[Dataset entries]
--------------------
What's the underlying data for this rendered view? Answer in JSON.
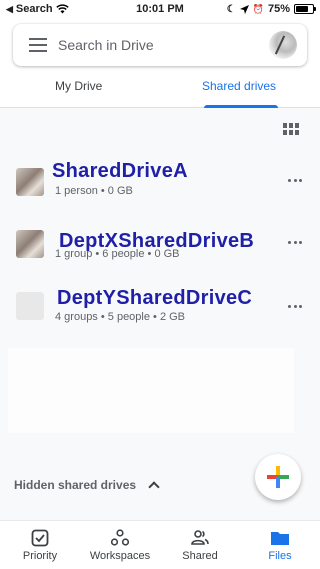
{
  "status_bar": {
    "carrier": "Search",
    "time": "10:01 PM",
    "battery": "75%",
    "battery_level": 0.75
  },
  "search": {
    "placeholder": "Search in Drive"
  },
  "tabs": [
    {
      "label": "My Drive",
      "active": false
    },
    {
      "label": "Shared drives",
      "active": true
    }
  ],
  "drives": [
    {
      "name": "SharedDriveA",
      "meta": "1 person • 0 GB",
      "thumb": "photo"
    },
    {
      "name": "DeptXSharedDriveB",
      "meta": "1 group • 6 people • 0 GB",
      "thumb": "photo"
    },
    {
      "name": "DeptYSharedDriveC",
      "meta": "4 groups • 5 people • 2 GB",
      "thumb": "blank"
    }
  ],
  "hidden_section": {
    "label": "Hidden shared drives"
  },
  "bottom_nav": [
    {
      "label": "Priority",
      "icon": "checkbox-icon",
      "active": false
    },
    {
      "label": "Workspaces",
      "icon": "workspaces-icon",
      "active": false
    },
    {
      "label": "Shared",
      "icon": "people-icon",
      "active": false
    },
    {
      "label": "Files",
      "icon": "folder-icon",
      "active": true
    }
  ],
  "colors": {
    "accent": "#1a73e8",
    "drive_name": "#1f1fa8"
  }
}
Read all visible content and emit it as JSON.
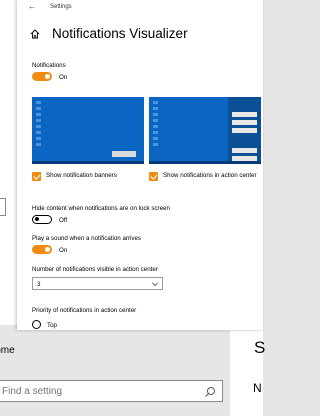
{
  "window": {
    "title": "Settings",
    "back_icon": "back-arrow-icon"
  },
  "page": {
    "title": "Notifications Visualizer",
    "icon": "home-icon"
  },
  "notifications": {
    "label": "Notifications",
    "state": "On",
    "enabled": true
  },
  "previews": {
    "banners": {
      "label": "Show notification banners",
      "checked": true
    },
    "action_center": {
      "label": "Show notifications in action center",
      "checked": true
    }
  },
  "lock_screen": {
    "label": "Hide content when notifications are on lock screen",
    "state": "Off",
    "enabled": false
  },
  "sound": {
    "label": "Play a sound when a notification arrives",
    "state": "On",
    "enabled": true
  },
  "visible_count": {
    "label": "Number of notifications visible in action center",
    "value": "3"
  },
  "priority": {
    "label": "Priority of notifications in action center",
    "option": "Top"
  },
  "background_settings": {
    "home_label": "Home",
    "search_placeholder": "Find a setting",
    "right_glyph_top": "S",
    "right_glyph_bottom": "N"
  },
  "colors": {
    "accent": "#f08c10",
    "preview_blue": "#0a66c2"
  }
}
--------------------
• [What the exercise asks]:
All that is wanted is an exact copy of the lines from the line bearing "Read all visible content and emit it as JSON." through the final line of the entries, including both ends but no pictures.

• [Output for this task]:
Read all visible content and emit it as JSON.
{
  "window": {
    "title": "Settings",
    "back_icon": "back-arrow-icon"
  },
  "page": {
    "title": "Notifications Visualizer",
    "icon": "home-icon"
  },
  "notifications": {
    "label": "Notifications",
    "state": "On",
    "enabled": true
  },
  "previews": {
    "banners": {
      "label": "Show notification banners",
      "checked": true
    },
    "action_center": {
      "label": "Show notifications in action center",
      "checked": true
    }
  },
  "lock_screen": {
    "label": "Hide content when notifications are on lock screen",
    "state": "Off",
    "enabled": false
  },
  "sound": {
    "label": "Play a sound when a notification arrives",
    "state": "On",
    "enabled": true
  },
  "visible_count": {
    "label": "Number of notifications visible in action center",
    "value": "3"
  },
  "priority": {
    "label": "Priority of notifications in action center",
    "option": "Top"
  },
  "background_settings": {
    "home_label": "Home",
    "search_placeholder": "Find a setting",
    "right_glyph_top": "S",
    "right_glyph_bottom": "N"
  },
  "colors": {
    "accent": "#f08c10",
    "preview_blue": "#0a66c2"
  }
}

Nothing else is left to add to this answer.